OTTAWA (Reuters) - Canada’s economy grew at a faster clip than expected in the third quarter, just before the global financial crisis intensified, as a rebound in goods-producing industries offset weak exports and consumer spending.
Statistics Canada said on Monday that Canada’s gross domestic product expanded 1.3 percent on an annualized basis in the third quarter, beating the market forecast of 1.1 percent growth, after stagnating in the first half of the year.
That compares with a U.S. economic contraction of 0.5 percent in the same period.
“It was a bit better than the market was looking for and pretty close to what we were expecting, so it was a decent third quarter, but I guess it’s ancient history given the developments since then,” said Craig Wright, chief economist at Royal Bank of Canada.
The upbeat numbers come as Prime Minister Stephen Harper faces a serious political crisis over his management of the economy. The three opposition parties have struck a tentative deal to defeat his minority government on December 8 and form a coalition government. They accuse him of not acting quickly enough to inject stimulus into the economy or to aid the auto sector.
Finance Minister Jim Flaherty is now forecasting a recession in Canada and expects the economy to contract in the fourth quarter and first quarter of next year.
That recession, not the healthy third-quarter growth, is likely to be the focus of the Bank of Canada as it prepares for a December 9 interest rate decision.
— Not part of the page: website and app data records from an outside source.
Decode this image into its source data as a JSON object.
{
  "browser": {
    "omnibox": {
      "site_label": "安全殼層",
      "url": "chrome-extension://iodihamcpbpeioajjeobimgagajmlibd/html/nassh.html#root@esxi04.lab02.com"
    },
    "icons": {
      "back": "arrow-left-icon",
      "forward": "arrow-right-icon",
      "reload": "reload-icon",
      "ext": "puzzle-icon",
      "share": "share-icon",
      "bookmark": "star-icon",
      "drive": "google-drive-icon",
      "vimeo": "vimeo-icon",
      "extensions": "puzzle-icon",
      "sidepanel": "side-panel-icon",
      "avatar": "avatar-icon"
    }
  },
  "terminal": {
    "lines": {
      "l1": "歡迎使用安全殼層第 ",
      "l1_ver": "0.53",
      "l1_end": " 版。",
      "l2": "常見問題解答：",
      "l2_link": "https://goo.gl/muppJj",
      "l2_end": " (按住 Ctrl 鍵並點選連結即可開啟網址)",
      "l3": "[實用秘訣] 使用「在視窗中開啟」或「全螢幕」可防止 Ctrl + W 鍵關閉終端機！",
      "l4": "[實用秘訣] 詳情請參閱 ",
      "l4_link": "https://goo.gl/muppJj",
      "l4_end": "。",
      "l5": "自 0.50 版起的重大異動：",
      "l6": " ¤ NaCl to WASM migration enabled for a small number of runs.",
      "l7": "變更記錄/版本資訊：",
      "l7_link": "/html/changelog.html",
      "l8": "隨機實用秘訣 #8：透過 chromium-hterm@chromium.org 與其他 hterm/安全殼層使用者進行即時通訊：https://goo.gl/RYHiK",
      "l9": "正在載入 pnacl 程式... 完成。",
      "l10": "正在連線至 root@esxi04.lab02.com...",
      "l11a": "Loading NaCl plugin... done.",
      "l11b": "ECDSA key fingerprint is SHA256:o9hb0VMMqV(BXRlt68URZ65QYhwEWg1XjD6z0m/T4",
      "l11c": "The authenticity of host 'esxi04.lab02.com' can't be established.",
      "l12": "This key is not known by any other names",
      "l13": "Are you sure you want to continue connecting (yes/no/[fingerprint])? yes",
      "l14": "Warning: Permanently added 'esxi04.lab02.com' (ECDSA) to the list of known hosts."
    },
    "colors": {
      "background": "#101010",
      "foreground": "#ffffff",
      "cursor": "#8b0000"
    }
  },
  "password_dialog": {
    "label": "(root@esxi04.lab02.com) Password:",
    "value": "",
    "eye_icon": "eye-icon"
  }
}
Markets have priced in a 62 percent chance of a 50 basis-point rate cut next week.
The Canadian dollar shrugged off the now-outdated third-quarter report and remained unchanged at C$1.2465 to the U.S. dollar, or 80.22 U.S. cents.
The world financial crisis intensified in mid-September, the final month of the third quarter, after the bankruptcy of the U.S. investment bank Lehman Bros Holding Inc.
“We’re certainly worried about what’s looming through the windshield,” said Sal Guatieri, senior economist at BMO Capital Markets.
Guatieri expects a 2 percent contraction in the fourth quarter, and said the signs of that slowdown were hidden in the details of the third-quarter report.
“It doesn’t give you much confidence when the two biggest contributors to the growth in that quarter were a buildup in inventories and a big decline in imports,” he said.
Most of the third-quarter strength was concentrated in July, Statscan said. The economy grew 0.1 percent in September.
Overall in the quarter, exports declined for the fifth straight quarter and consumer spending grew at its weakest pace in almost five years.
Imports declined 1.6 percent and businesses accumulated inventories, especially in the auto sector, as consumers curtailed their spending.
However, industries boosted their output of goods in the quarter after four straight quarters of declines. Oil and gas extraction activities led the gain, while construction and manufacturing also expanded.
Additional reporting by Toronto Treasury desk; editing by Peter Galloway